Mentor or more like mentored?

Prior to this summer I had never mentored anyone before. When ThreeSixty Journalism reached out, and asked if I could help mentor a group of high school girls for a writing bootcamp my first response was basically pulling a Divid Rose from Schitt’s Creek.

What is mentoring? Should I do that? Am I qualified? More importantly, can I do it?

Needless to say, I was afraid of not knowing what this opportunity would be like. I felt that I had nothing to really teach teenagers at a writing camp. Imposter syndrome sank in real quick, yet I’ve been writing a blog for years, write for my college paper, and naturally tell stories through my artwork. Experience wise I had it in the bag.

The real worry, were the students. Were the teens going to like me? Was it going to be hard? Were they going to listen to me?

They did though, and in return they made an impact on me. They took in what advice felt right and left what didn’t, they wrote amazing and truly personal stories. The three gals I got to mentor have big dreams, come from different backgrounds and are naturally strong story tellers. Overall, it was an amazing experience. I’m 24, still in college, and don’t necessarily want kids, a blog post for another time, but due to this and the overwhelming sense of imposter syndrome I felt that I wasn’t fit to mentor. I proved myself wrong. My guess is that some or most of you reading this, would probably feel the same way if a mentoring opportunity knocked at your door.


Reading through their essays, I further understood something I related deeply to; nurturing your own voice takes time, and that’s okay. I noticed their hesitation in fully expressing themselves. The fear of owning their own voice.

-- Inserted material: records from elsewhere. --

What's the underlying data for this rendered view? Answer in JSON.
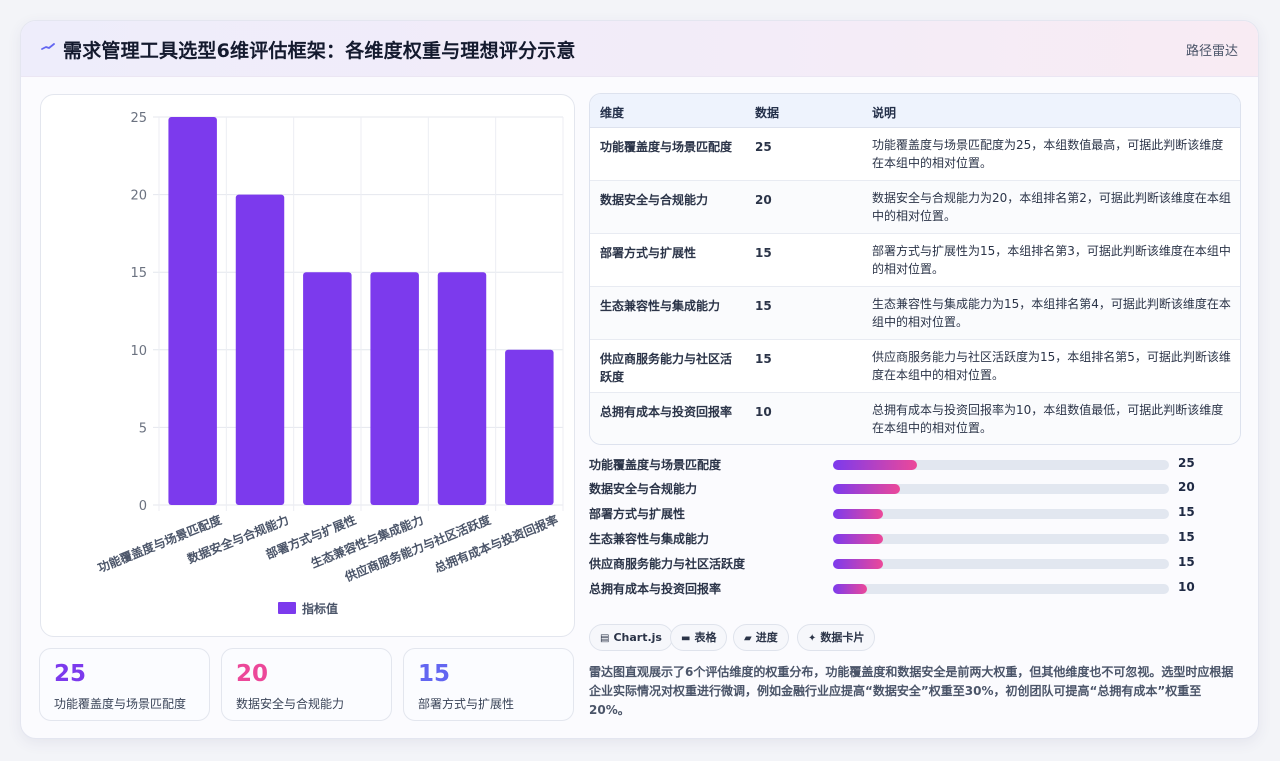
{
  "header": {
    "title": "需求管理工具选型6维评估框架：各维度权重与理想评分示意",
    "right_label": "路径雷达"
  },
  "chart_data": {
    "type": "bar",
    "categories": [
      "功能覆盖度与场景匹配度",
      "数据安全与合规能力",
      "部署方式与扩展性",
      "生态兼容性与集成能力",
      "供应商服务能力与社区活跃度",
      "总拥有成本与投资回报率"
    ],
    "series": [
      {
        "name": "指标值",
        "values": [
          25,
          20,
          15,
          15,
          15,
          10
        ]
      }
    ],
    "ylim": [
      0,
      25
    ],
    "yticks": [
      0,
      5,
      10,
      15,
      20,
      25
    ],
    "grid": true,
    "legend": "bottom",
    "bar_color": "#7c3aed"
  },
  "stats": [
    {
      "value": "25",
      "label": "功能覆盖度与场景匹配度",
      "color": "#7c3aed"
    },
    {
      "value": "20",
      "label": "数据安全与合规能力",
      "color": "#ec4899"
    },
    {
      "value": "15",
      "label": "部署方式与扩展性",
      "color": "#6366f1"
    }
  ],
  "table": {
    "headers": [
      "维度",
      "数据",
      "说明"
    ],
    "rows": [
      {
        "name": "功能覆盖度与场景匹配度",
        "value": "25",
        "desc": "功能覆盖度与场景匹配度为25，本组数值最高，可据此判断该维度在本组中的相对位置。"
      },
      {
        "name": "数据安全与合规能力",
        "value": "20",
        "desc": "数据安全与合规能力为20，本组排名第2，可据此判断该维度在本组中的相对位置。"
      },
      {
        "name": "部署方式与扩展性",
        "value": "15",
        "desc": "部署方式与扩展性为15，本组排名第3，可据此判断该维度在本组中的相对位置。"
      },
      {
        "name": "生态兼容性与集成能力",
        "value": "15",
        "desc": "生态兼容性与集成能力为15，本组排名第4，可据此判断该维度在本组中的相对位置。"
      },
      {
        "name": "供应商服务能力与社区活跃度",
        "value": "15",
        "desc": "供应商服务能力与社区活跃度为15，本组排名第5，可据此判断该维度在本组中的相对位置。"
      },
      {
        "name": "总拥有成本与投资回报率",
        "value": "10",
        "desc": "总拥有成本与投资回报率为10，本组数值最低，可据此判断该维度在本组中的相对位置。"
      }
    ]
  },
  "progress": {
    "max": 100,
    "items": [
      {
        "label": "功能覆盖度与场景匹配度",
        "value": 25
      },
      {
        "label": "数据安全与合规能力",
        "value": 20
      },
      {
        "label": "部署方式与扩展性",
        "value": 15
      },
      {
        "label": "生态兼容性与集成能力",
        "value": 15
      },
      {
        "label": "供应商服务能力与社区活跃度",
        "value": 15
      },
      {
        "label": "总拥有成本与投资回报率",
        "value": 10
      }
    ]
  },
  "chips": [
    {
      "icon": "chart-icon",
      "glyph": "▤",
      "label": "Chart.js"
    },
    {
      "icon": "table-icon",
      "glyph": "▬",
      "label": "表格"
    },
    {
      "icon": "progress-icon",
      "glyph": "▰",
      "label": "进度"
    },
    {
      "icon": "card-icon",
      "glyph": "✦",
      "label": "数据卡片"
    }
  ],
  "summary": "雷达图直观展示了6个评估维度的权重分布，功能覆盖度和数据安全是前两大权重，但其他维度也不可忽视。选型时应根据企业实际情况对权重进行微调，例如金融行业应提高“数据安全”权重至30%，初创团队可提高“总拥有成本”权重至20%。"
}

photo courtesy of ThreeSixty Journalism

While I was the mentor, they were also mentoring me. I was facing three mirrors throughout this experience. It made me think deeper about the fact that I say sorry too often, question my worth at times, as well as my ability to do things when I know fully well that I can do them. So in reality who mentored who?

That’s what I want to leave you with, the notion that maybe mentoring is more about what the mentee can teach you in the process. Not just about what you bring to the table. I’ve never mentored before, but have had mentors, and I highly encourage you all to give it a try sometime. Not only for the aspect of giving back, building relationships that can help the youth prosper, but to also give yourself the chance to learn something new about others and more importantly yourself.

If you’d like to take this step check out these rad opportunities listed below. Most are programs in the Twin Cities, but you can search for more in your area. Some of these are geared towards specific groups in today’s youth, and other in specific industries:

If it calls to you, and someone you know could benefit from this post & the links with mentorship programs please pass it along.